**Work to complete**:
Select and reproduce each line of the listing below that bears the string "Aggregation".
Top of Supplied records
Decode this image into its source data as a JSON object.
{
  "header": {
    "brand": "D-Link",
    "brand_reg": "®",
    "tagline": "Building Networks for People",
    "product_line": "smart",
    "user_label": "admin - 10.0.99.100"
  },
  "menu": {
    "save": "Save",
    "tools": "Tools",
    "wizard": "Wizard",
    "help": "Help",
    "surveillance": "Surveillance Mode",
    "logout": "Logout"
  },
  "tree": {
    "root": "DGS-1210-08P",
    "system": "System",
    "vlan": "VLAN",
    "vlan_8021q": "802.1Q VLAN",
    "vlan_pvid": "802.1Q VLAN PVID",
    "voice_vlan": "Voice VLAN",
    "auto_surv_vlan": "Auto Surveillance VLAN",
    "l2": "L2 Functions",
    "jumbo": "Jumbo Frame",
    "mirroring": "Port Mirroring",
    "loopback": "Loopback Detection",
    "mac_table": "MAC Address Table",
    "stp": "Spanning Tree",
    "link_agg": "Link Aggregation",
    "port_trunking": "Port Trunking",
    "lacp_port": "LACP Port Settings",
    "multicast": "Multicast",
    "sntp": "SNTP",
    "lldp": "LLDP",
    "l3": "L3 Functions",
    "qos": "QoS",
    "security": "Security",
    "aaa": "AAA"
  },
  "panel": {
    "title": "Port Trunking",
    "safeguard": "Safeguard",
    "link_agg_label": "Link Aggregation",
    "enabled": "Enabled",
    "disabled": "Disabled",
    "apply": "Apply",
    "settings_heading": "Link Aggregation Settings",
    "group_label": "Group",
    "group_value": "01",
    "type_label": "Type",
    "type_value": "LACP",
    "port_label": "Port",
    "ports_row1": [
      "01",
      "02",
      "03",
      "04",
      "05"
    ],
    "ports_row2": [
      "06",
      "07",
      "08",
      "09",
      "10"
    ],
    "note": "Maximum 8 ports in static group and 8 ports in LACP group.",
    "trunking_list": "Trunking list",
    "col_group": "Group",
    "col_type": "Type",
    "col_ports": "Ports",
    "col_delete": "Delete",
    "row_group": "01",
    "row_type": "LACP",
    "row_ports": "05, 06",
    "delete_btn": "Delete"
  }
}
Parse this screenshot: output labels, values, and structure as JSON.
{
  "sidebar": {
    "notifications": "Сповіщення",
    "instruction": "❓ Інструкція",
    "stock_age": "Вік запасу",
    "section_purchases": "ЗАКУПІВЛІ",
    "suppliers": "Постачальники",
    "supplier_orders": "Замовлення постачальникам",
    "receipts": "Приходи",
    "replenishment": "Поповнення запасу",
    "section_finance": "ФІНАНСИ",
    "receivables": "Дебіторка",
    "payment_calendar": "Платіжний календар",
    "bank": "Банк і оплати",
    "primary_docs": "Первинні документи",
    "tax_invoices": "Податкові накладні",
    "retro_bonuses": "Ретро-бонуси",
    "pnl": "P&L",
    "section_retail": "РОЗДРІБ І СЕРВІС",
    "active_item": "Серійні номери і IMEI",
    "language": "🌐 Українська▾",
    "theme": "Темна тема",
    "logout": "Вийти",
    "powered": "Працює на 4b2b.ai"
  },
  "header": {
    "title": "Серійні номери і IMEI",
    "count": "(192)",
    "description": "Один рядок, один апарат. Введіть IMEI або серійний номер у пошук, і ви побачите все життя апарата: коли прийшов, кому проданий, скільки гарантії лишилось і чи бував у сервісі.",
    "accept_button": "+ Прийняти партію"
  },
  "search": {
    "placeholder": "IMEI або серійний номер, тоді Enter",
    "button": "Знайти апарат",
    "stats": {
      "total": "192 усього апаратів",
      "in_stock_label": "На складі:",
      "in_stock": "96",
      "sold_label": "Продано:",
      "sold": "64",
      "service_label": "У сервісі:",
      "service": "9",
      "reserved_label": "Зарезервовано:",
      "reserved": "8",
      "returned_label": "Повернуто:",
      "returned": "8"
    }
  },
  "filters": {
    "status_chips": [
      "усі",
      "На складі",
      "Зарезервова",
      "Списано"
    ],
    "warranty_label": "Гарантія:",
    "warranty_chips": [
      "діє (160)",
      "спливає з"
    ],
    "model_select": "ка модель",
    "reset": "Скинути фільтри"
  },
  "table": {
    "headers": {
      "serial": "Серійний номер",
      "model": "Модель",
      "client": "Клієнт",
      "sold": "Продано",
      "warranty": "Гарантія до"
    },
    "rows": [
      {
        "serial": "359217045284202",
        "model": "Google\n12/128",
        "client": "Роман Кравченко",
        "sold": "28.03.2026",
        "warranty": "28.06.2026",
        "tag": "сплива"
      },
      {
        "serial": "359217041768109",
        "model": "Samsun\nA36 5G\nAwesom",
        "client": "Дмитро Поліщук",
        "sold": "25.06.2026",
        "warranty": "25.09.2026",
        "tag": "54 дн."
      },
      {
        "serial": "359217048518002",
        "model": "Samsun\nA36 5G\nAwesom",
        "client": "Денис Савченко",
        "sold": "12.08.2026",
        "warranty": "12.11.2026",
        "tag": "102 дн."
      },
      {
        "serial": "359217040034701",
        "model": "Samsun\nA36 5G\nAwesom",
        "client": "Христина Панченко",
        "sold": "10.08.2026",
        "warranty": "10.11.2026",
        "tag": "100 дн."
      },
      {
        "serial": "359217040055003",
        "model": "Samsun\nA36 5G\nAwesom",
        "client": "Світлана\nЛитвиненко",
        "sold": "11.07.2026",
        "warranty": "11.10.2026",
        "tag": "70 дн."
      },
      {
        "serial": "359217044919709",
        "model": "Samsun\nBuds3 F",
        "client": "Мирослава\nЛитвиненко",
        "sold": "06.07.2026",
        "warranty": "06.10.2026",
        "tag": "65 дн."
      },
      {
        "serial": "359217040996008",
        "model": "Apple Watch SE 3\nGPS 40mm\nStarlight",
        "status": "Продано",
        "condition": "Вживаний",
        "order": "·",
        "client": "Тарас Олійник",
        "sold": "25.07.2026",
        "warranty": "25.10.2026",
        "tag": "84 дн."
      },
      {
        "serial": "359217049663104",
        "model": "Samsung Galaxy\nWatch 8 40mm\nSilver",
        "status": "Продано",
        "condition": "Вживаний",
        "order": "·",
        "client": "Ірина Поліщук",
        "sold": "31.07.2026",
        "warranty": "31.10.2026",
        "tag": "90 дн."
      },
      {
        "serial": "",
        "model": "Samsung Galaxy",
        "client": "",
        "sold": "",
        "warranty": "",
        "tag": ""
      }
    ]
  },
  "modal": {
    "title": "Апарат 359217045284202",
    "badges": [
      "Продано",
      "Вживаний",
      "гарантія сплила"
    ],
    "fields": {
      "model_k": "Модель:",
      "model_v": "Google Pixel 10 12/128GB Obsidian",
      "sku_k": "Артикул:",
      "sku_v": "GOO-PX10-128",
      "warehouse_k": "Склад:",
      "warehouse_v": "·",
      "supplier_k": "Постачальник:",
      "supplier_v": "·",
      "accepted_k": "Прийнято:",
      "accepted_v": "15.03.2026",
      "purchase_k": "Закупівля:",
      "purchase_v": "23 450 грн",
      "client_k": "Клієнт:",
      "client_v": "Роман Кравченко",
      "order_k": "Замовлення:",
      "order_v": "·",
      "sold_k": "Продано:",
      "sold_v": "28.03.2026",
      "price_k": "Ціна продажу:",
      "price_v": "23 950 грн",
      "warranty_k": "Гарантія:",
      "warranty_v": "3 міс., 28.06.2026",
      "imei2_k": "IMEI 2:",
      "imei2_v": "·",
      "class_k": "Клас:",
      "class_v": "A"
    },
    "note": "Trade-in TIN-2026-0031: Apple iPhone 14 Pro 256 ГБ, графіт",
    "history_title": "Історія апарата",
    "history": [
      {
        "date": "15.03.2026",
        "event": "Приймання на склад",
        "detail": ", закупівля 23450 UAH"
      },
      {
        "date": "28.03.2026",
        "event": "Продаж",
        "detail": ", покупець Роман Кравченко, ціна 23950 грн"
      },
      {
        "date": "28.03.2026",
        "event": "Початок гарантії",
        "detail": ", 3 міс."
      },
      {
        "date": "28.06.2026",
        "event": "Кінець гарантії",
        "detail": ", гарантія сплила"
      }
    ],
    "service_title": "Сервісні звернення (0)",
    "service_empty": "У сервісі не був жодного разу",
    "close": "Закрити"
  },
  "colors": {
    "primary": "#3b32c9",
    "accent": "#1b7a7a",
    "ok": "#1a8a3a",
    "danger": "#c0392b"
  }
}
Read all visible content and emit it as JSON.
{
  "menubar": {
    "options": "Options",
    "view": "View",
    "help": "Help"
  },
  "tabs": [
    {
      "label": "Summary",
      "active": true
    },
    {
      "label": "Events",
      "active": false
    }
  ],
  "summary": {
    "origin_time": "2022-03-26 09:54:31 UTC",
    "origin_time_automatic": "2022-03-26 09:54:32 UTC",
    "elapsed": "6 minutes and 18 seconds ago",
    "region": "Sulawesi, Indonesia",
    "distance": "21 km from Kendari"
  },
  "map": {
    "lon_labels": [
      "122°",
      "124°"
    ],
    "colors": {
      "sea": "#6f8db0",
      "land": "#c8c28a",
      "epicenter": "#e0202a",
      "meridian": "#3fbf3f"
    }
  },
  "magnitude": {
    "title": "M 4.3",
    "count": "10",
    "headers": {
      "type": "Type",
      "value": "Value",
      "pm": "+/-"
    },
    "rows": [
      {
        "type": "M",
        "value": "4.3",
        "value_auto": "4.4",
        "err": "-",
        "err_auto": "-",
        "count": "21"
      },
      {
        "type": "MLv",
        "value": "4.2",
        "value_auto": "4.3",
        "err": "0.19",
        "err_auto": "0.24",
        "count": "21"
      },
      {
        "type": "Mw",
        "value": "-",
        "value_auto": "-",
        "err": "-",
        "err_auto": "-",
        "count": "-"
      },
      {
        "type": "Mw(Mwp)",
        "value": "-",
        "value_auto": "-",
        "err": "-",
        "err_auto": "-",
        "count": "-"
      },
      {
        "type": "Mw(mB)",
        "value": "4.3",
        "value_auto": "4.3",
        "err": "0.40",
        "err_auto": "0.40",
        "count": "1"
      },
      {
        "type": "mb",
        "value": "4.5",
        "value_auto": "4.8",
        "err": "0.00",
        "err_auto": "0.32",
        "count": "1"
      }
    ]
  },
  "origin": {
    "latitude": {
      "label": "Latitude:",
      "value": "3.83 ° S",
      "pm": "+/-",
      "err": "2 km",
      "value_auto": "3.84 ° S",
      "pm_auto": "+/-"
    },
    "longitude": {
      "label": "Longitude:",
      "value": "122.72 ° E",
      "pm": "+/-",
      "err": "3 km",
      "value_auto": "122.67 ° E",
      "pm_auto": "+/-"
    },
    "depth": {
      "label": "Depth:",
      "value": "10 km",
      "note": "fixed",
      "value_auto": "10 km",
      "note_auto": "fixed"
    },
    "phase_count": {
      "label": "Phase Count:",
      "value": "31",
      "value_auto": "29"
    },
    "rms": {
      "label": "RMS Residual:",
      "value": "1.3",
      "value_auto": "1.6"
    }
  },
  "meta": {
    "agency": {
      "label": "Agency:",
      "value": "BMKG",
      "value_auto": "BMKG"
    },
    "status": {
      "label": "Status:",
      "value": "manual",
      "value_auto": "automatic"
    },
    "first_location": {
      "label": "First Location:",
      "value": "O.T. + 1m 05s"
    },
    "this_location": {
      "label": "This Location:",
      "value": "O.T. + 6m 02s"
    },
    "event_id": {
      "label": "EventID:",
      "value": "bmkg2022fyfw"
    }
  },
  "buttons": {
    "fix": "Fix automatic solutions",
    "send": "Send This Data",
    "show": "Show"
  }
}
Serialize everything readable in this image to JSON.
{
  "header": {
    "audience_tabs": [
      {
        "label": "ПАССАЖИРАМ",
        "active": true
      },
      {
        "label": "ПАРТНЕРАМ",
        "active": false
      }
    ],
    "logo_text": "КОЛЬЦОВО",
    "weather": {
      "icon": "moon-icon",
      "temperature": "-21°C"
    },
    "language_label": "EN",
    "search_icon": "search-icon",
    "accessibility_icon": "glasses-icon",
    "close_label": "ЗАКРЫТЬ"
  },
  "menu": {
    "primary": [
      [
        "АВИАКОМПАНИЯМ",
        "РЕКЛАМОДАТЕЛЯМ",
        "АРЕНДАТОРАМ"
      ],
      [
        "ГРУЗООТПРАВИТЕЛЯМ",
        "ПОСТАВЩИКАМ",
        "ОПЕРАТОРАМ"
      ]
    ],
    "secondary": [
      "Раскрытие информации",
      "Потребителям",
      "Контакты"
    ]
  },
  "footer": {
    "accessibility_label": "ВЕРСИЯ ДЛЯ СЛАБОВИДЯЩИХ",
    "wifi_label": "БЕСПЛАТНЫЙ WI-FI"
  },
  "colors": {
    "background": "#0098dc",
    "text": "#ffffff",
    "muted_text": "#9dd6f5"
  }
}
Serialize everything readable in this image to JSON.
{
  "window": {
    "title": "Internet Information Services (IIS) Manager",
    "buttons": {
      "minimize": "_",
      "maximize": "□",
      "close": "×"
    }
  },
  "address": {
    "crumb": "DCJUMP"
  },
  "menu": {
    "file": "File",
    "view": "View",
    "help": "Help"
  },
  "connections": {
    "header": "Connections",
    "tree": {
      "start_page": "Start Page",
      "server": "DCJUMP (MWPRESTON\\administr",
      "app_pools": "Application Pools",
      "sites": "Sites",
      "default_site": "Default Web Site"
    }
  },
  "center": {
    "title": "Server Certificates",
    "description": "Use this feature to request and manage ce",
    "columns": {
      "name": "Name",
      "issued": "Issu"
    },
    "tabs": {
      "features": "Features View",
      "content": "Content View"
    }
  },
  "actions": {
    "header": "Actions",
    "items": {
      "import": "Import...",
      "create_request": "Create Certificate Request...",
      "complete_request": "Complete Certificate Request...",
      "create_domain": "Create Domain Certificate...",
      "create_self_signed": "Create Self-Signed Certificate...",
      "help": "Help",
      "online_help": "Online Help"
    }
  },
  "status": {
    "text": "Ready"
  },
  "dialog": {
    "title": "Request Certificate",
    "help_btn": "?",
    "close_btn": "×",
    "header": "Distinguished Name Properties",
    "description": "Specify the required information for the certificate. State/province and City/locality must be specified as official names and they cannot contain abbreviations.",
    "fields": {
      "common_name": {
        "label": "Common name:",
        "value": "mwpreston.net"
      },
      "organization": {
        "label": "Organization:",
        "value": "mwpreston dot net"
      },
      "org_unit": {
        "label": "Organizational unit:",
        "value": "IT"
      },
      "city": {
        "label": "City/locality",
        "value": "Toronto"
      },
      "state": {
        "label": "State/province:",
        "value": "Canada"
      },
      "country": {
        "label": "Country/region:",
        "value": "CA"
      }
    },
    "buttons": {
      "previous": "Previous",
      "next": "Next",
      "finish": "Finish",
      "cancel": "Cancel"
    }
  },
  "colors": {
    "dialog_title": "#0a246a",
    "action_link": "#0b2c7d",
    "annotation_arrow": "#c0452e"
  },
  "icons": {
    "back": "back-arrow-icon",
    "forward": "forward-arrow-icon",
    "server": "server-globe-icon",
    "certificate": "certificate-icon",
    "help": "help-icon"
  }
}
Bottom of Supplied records
**Solution to the exercise**:
    "link_agg": "Link Aggregation",
    "link_agg_label": "Link Aggregation",
    "settings_heading": "Link Aggregation Settings",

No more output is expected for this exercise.